The concept of a national collection of herbaceous ornamental plants within the United States came about indirectly, as a result of a 1977 decision by the OSU Board of Trustees to establish the D.C. Kiplinger Chair in Floriculture shortly after the death of Dr Kiplinger, a distinguished scientist who had served on OSU’s floriculture faculty since 1937. The Chair was created as a temporary, rotating position to be filled by individuals with a record of significant achievements in floricultural education and research.

The first appointee to the Kiplinger Chair, Dr. H. Marc Cathey (1980–81), recommended the establishment of a national germplasm collection and conservation program for herbaceous ornamentals as an important tool for meeting future floricultural needs.
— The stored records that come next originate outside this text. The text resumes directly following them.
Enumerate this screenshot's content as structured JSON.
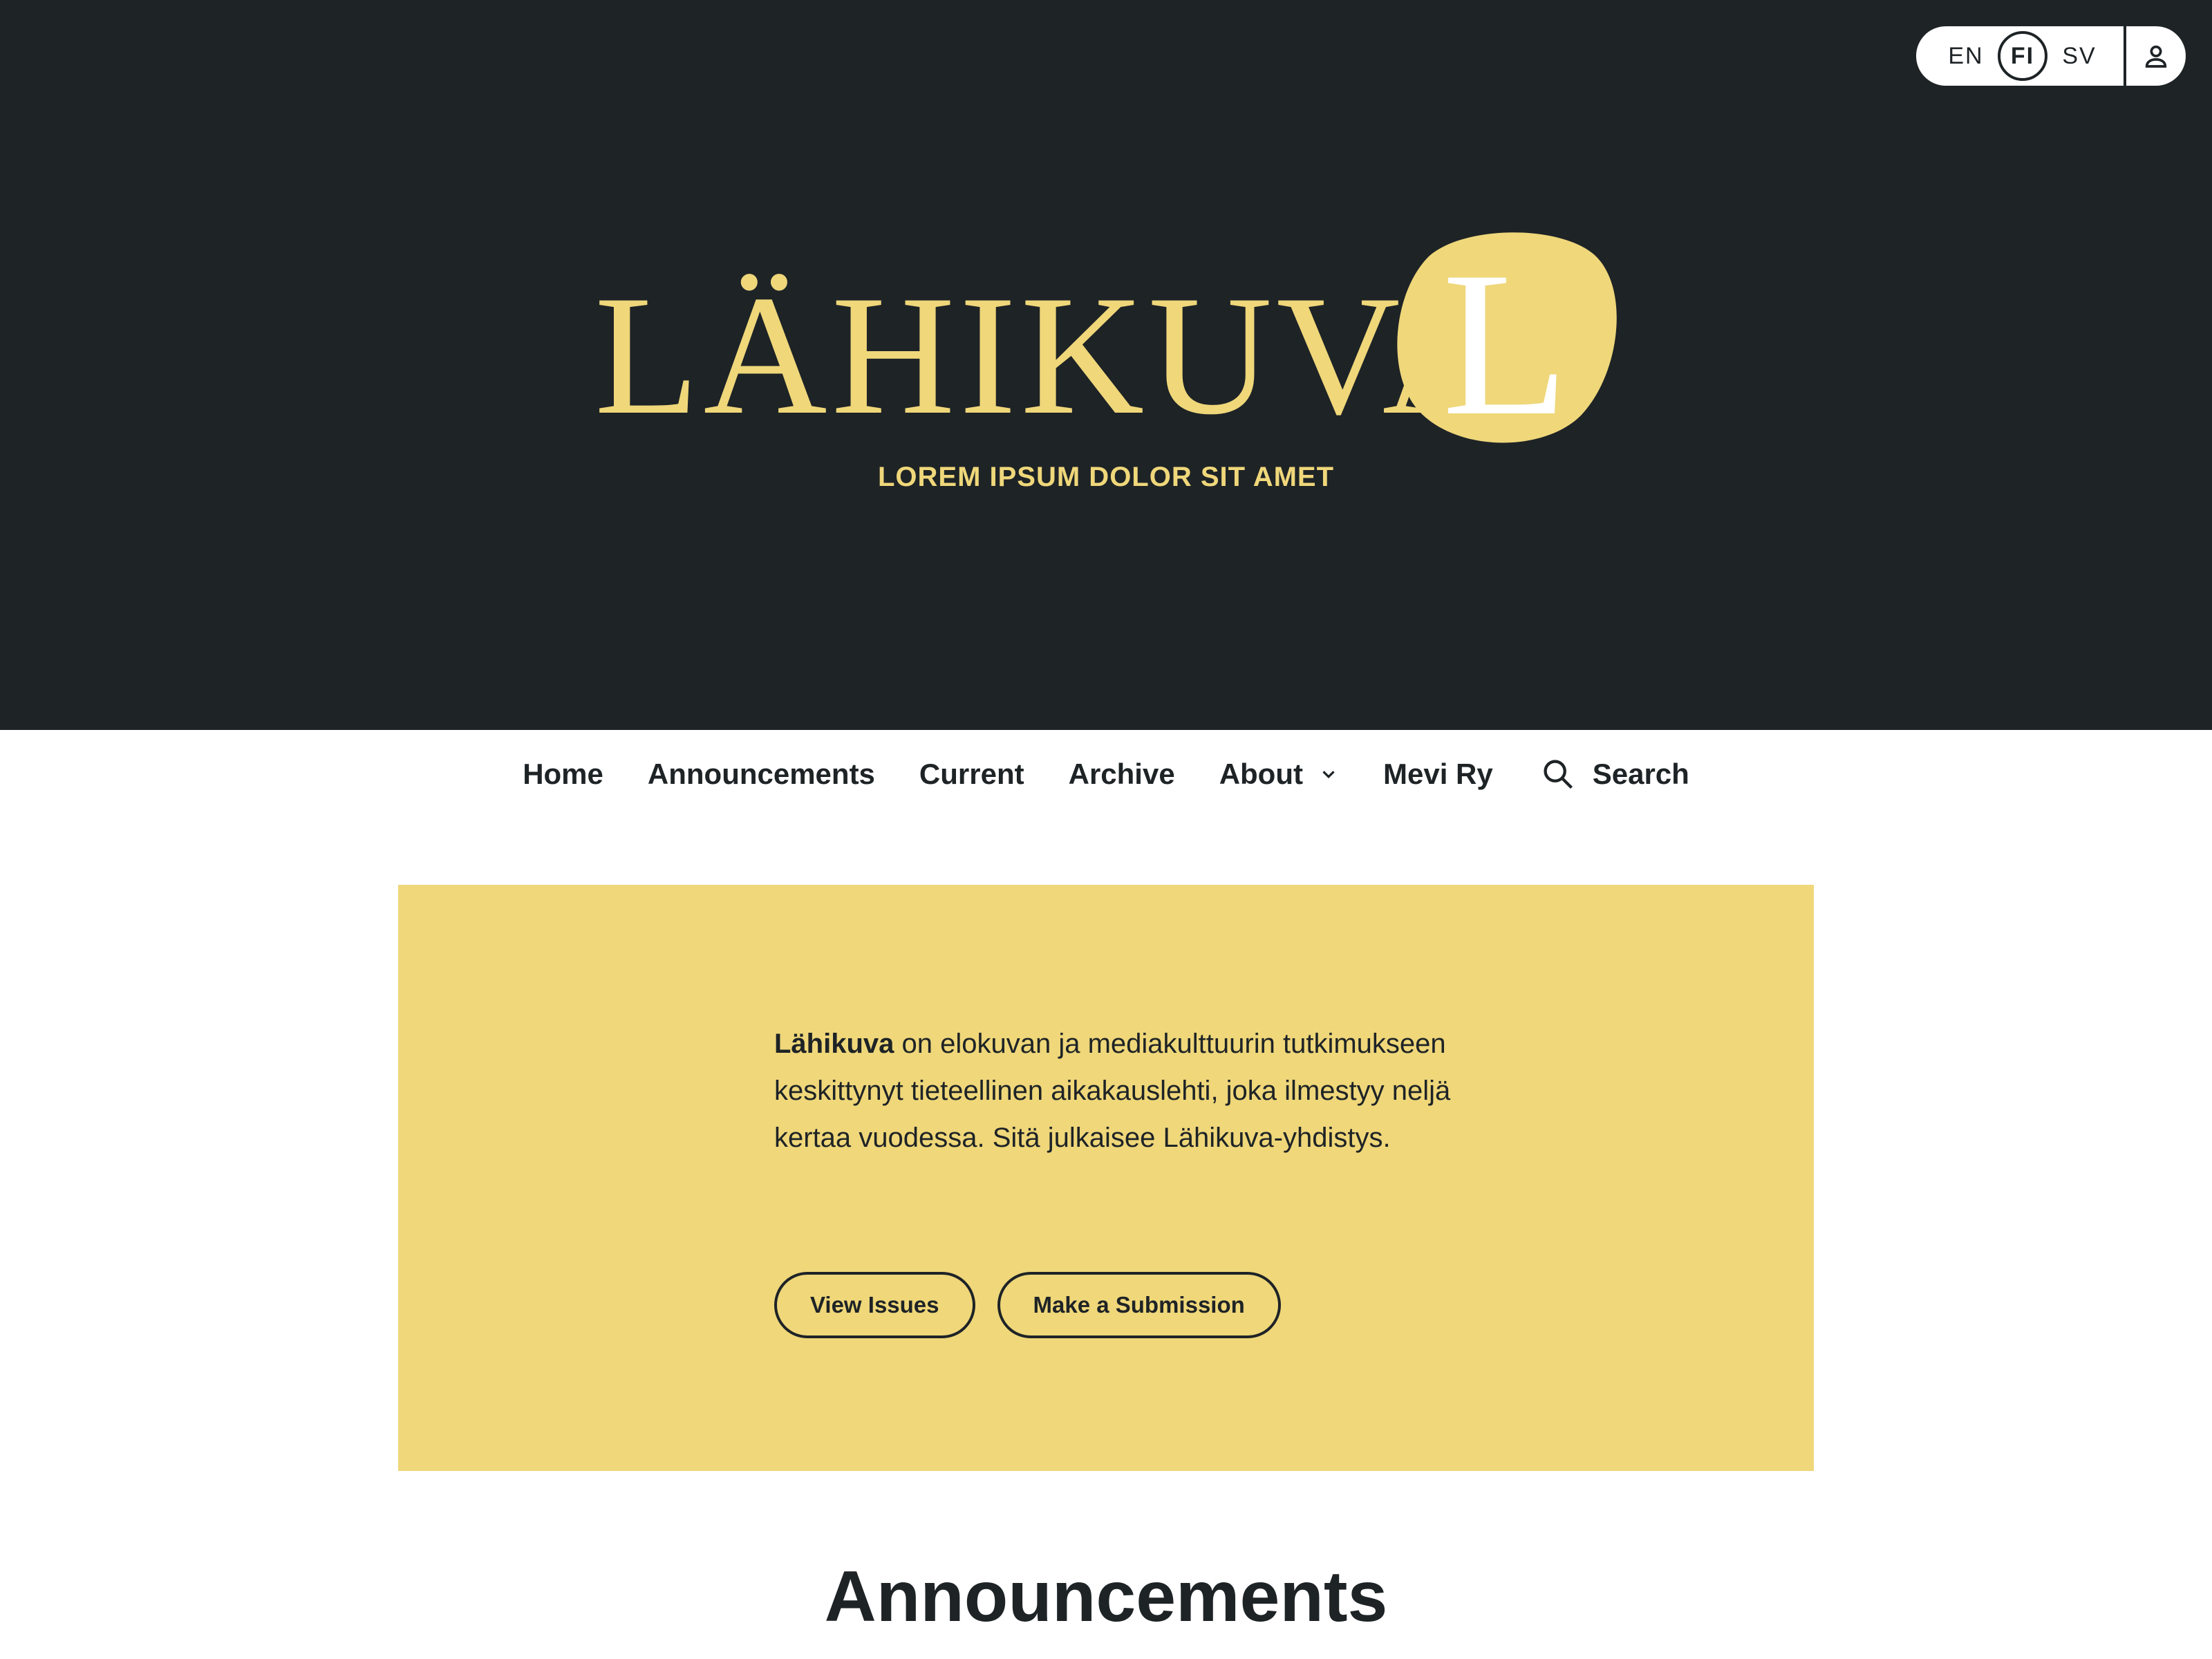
{
  "colors": {
    "header_bg": "#1e2326",
    "brand_yellow": "#efd77a",
    "text_dark": "#1e2326",
    "page_bg": "#ffffff"
  },
  "language_switcher": {
    "items": [
      {
        "label": "EN",
        "active": false
      },
      {
        "label": "FI",
        "active": true
      },
      {
        "label": "SV",
        "active": false
      }
    ],
    "user_icon": "user-icon"
  },
  "header": {
    "logo_text": "LÄHIKUVA",
    "logo_mark_letter": "L",
    "tagline": "LOREM IPSUM DOLOR SIT AMET"
  },
  "nav": {
    "items": [
      {
        "label": "Home"
      },
      {
        "label": "Announcements"
      },
      {
        "label": "Current"
      },
      {
        "label": "Archive"
      },
      {
        "label": "About",
        "has_dropdown": true,
        "icon": "chevron-down-icon"
      },
      {
        "label": "Mevi Ry"
      }
    ],
    "search": {
      "label": "Search",
      "icon": "search-icon"
    }
  },
  "hero": {
    "bold_lead": "Lähikuva",
    "text": " on elokuvan ja mediakulttuurin tutkimukseen keskittynyt tieteellinen aikakauslehti, joka ilmestyy neljä kertaa vuodessa. Sitä julkaisee Lähikuva-yhdistys.",
    "buttons": [
      {
        "label": "View Issues"
      },
      {
        "label": "Make a Submission"
      }
    ]
  },
  "announcements": {
    "title": "Announcements"
  }
}
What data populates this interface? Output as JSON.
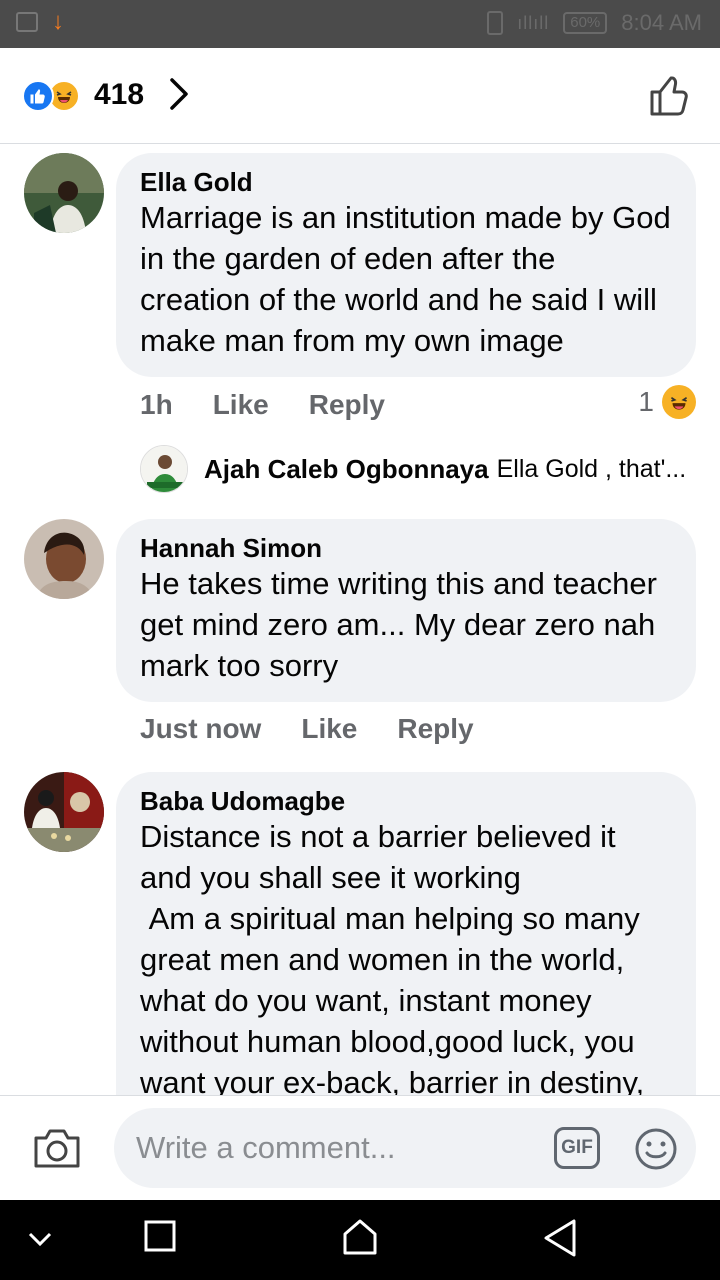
{
  "status_bar": {
    "time": "8:04 AM",
    "battery": "60%",
    "signal_label": "ıllıll"
  },
  "reactions": {
    "count": "418",
    "icons": [
      "like-icon",
      "haha-icon"
    ]
  },
  "comments": [
    {
      "author": "Ella Gold",
      "text": "Marriage is an institution made by God in the garden of eden after the creation of the world and he said I will make man from my own image",
      "time": "1h",
      "like_label": "Like",
      "reply_label": "Reply",
      "reaction_count": "1",
      "reply_preview": {
        "author": "Ajah Caleb Ogbonnaya",
        "text": "Ella Gold , that'..."
      }
    },
    {
      "author": "Hannah Simon",
      "text": "He takes time writing this and teacher get mind zero am... My dear zero nah mark too sorry",
      "time": "Just now",
      "like_label": "Like",
      "reply_label": "Reply"
    },
    {
      "author": "Baba Udomagbe",
      "text": "Distance is not a barrier believed it and you shall see it working\n Am a spiritual man helping so many great men and women in the world, what do you want, instant money without human blood,good luck, you want your ex-back, barrier in destiny,"
    }
  ],
  "composer": {
    "placeholder": "Write a comment...",
    "gif_label": "GIF"
  },
  "colors": {
    "accent": "#1877f2",
    "bubble": "#f0f2f5",
    "meta": "#65676b",
    "haha": "#f7b125"
  }
}
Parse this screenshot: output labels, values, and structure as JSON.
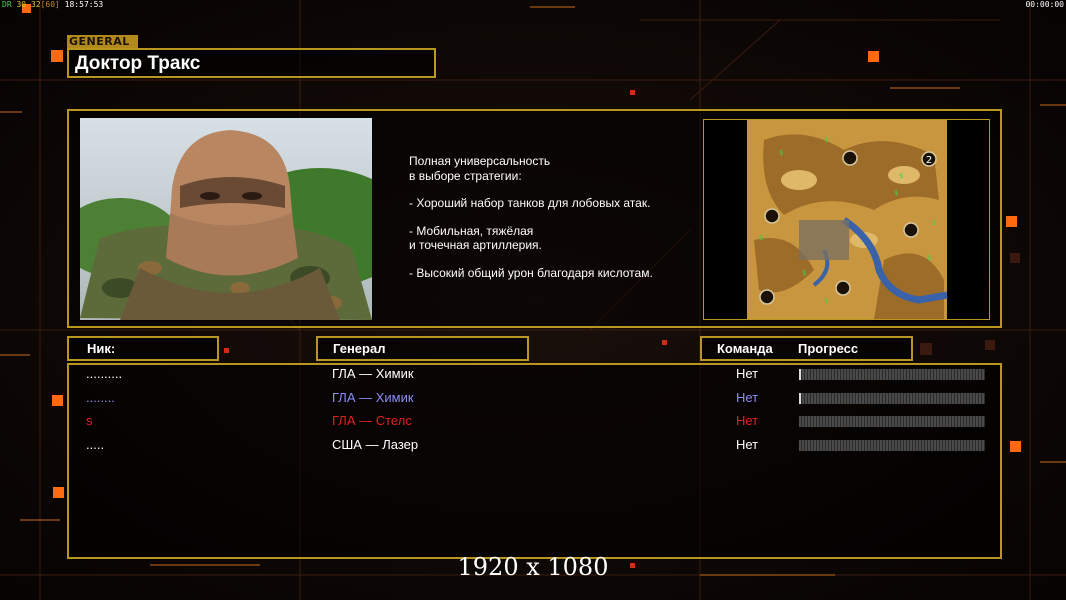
{
  "hud": {
    "fps_label": "DR",
    "fps_value": "30",
    "frame": "32",
    "frame_max": "[60]",
    "clock": "18:57:53",
    "timer": "00:00:00"
  },
  "general": {
    "tag": "GENERAL",
    "name": "Доктор Тракс"
  },
  "description": {
    "lines": [
      "Полная универсальность",
      "в выборе стратегии:",
      "",
      "- Хороший набор танков для лобовых атак.",
      "",
      "- Мобильная, тяжёлая",
      "и точечная артиллерия.",
      "",
      "- Высокий общий урон благодаря кислотам."
    ]
  },
  "map": {
    "marker_label": "2"
  },
  "columns": {
    "nick": "Ник:",
    "general": "Генерал",
    "team": "Команда",
    "progress": "Прогресс"
  },
  "players": [
    {
      "nick": "..........",
      "general": "ГЛА — Химик",
      "team": "Нет",
      "color": "#ffffff",
      "progress": 0.01
    },
    {
      "nick": "........",
      "general": "ГЛА — Химик",
      "team": "Нет",
      "color": "#8c8cf5",
      "progress": 0.01
    },
    {
      "nick": "s",
      "general": "ГЛА — Стелс",
      "team": "Нет",
      "color": "#e32020",
      "progress": 0
    },
    {
      "nick": ".....",
      "general": "США — Лазер",
      "team": "Нет",
      "color": "#ffffff",
      "progress": 0
    }
  ],
  "resolution": "1920 x 1080",
  "colors": {
    "accent": "#b8961f",
    "orange": "#ff7a1a"
  }
}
In 1992, representatives of two trade associations, the Society of American Florists (SAF) and the American Nursery and Landscape Association (ANLA), began a coordinated effort to assemble information on the need for federal funding for ornamental crop research and presented that information to the US Congress.

In 1995, two faculty members at OSU, Dr. Miller McDonald and Dr. Jim Metzger, proposed that OSU act upon Cathey’s 1981 recommendation by establishing a new center within the University structure, and that such an effort be built upon a partnership among OSU, the USDA/ARS National Plant Germplasm System. and the floricultural industry. During 1996, plans for the center were communicated to the Ohio Florists’ Association (OFA), which brought it to the attention of the leadership of the ARS, SAF and ANLA. At the end of 1996, OSU’s plans were included as a key part of a larger funding proposal for federal research support that SAF and ANLA presented to Congress.

Through the efforts of trade associations and academia, and strong support from within the USDA, the Floriculture and Nursery Research Initiative was created in 1998. One of the stipulations of the Initiative was that a center for ornamental plant germplasm conservation be established in Ohio and that funding for the new center be directed through the ARS.

Dr. Jim Corfield was hired as Interim Director in November, 1999 to oversee startup of the germplasm center, and daily operations began in the spring of 2001 with the hiring of Director David Tay and Curator Susan Stieve.

A more detailed account of the origin of the OPGC can be found in an article by D. Tay, M. Widrlechner and J. L. Corfield (2004) Establishment of a gene bank for herbaceous ornamental plants. PGR Newsletter 137:26-33